● Task data:
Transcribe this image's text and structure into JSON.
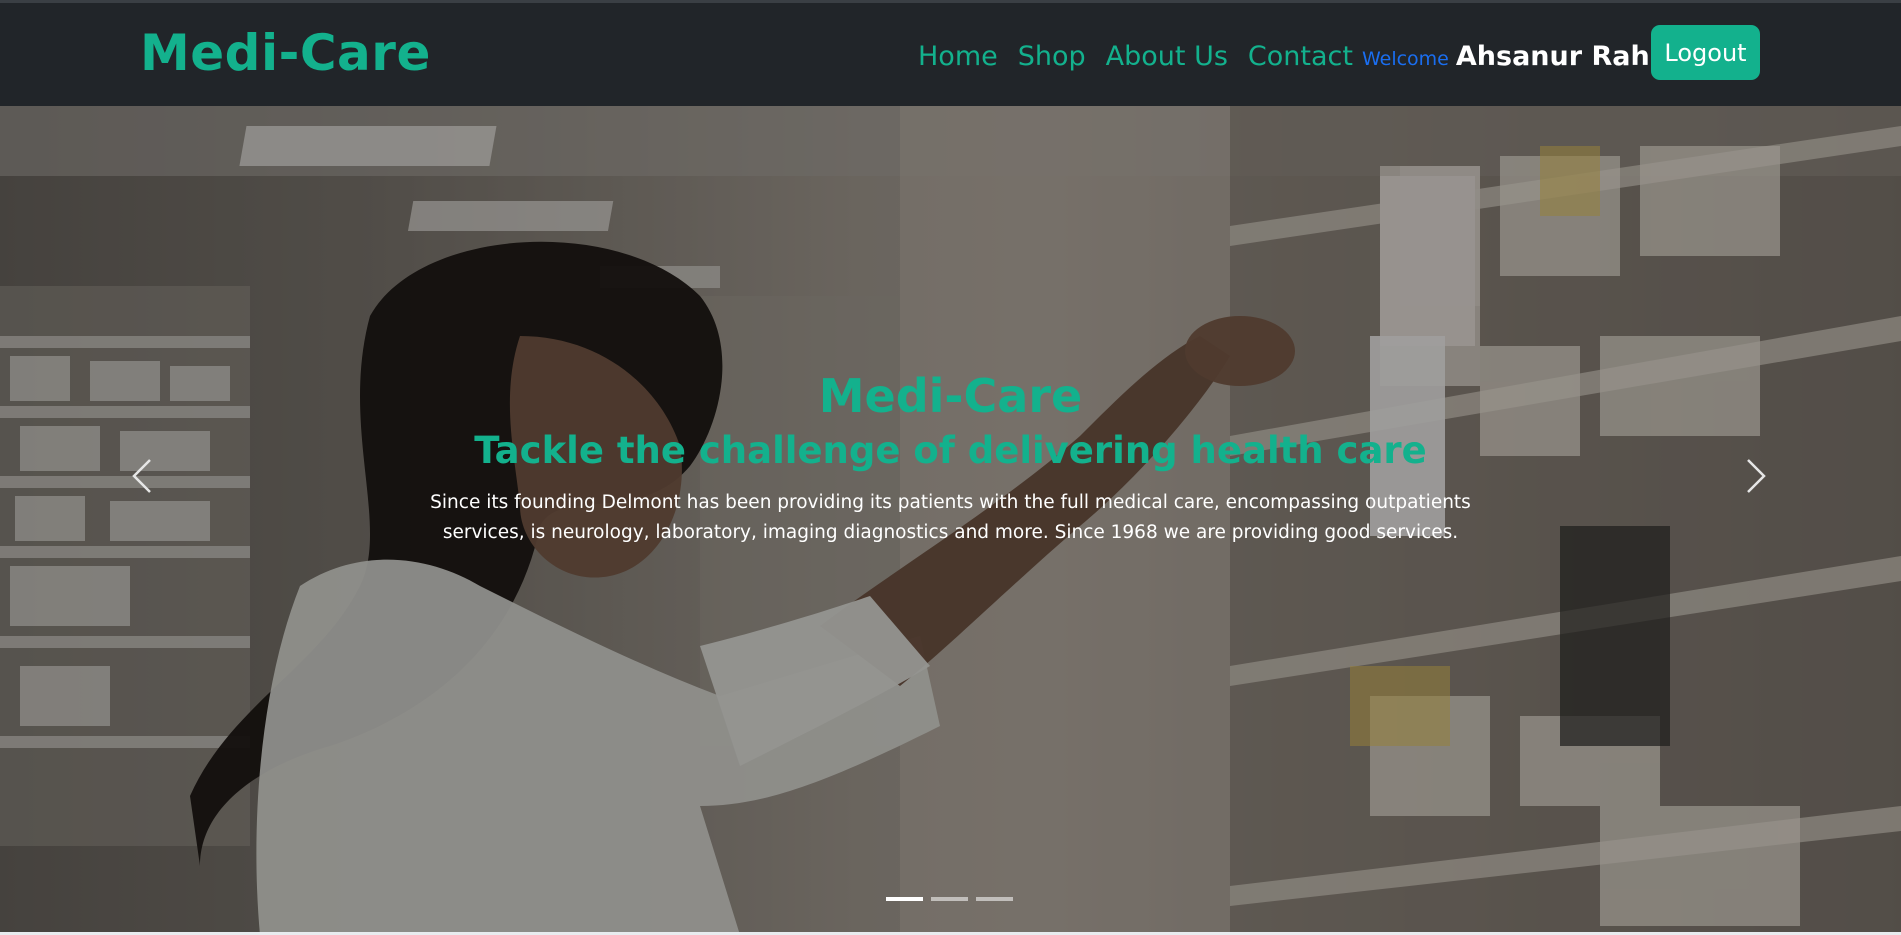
{
  "navbar": {
    "brand": "Medi-Care",
    "links": [
      {
        "label": "Home"
      },
      {
        "label": "Shop"
      },
      {
        "label": "About Us"
      },
      {
        "label": "Contact"
      }
    ],
    "welcome_label": "Welcome",
    "user_name": "Ahsanur Rahman",
    "logout_label": "Logout"
  },
  "hero": {
    "title": "Medi-Care",
    "subtitle": "Tackle the challenge of delivering health care",
    "text": "Since its founding Delmont has been providing its patients with the full medical care, encompassing outpatients services, is neurology, laboratory, imaging diagnostics and more. Since 1968 we are providing good services.",
    "slide_count": 3,
    "active_slide": 1,
    "prev_icon": "chevron-left-icon",
    "next_icon": "chevron-right-icon"
  },
  "colors": {
    "navbar_bg": "#212529",
    "accent": "#13b18d",
    "welcome": "#1a6ef0",
    "user_name": "#ffffff"
  }
}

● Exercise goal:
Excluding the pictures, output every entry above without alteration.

● Solution:
Transcribe this image's text and structure into JSON.
{
  "navbar": {
    "brand": "Medi-Care",
    "links": [
      {
        "label": "Home"
      },
      {
        "label": "Shop"
      },
      {
        "label": "About Us"
      },
      {
        "label": "Contact"
      }
    ],
    "welcome_label": "Welcome",
    "user_name": "Ahsanur Rahman",
    "logout_label": "Logout"
  },
  "hero": {
    "title": "Medi-Care",
    "subtitle": "Tackle the challenge of delivering health care",
    "text": "Since its founding Delmont has been providing its patients with the full medical care, encompassing outpatients services, is neurology, laboratory, imaging diagnostics and more. Since 1968 we are providing good services.",
    "slide_count": 3,
    "active_slide": 1,
    "prev_icon": "chevron-left-icon",
    "next_icon": "chevron-right-icon"
  },
  "colors": {
    "navbar_bg": "#212529",
    "accent": "#13b18d",
    "welcome": "#1a6ef0",
    "user_name": "#ffffff"
  }
}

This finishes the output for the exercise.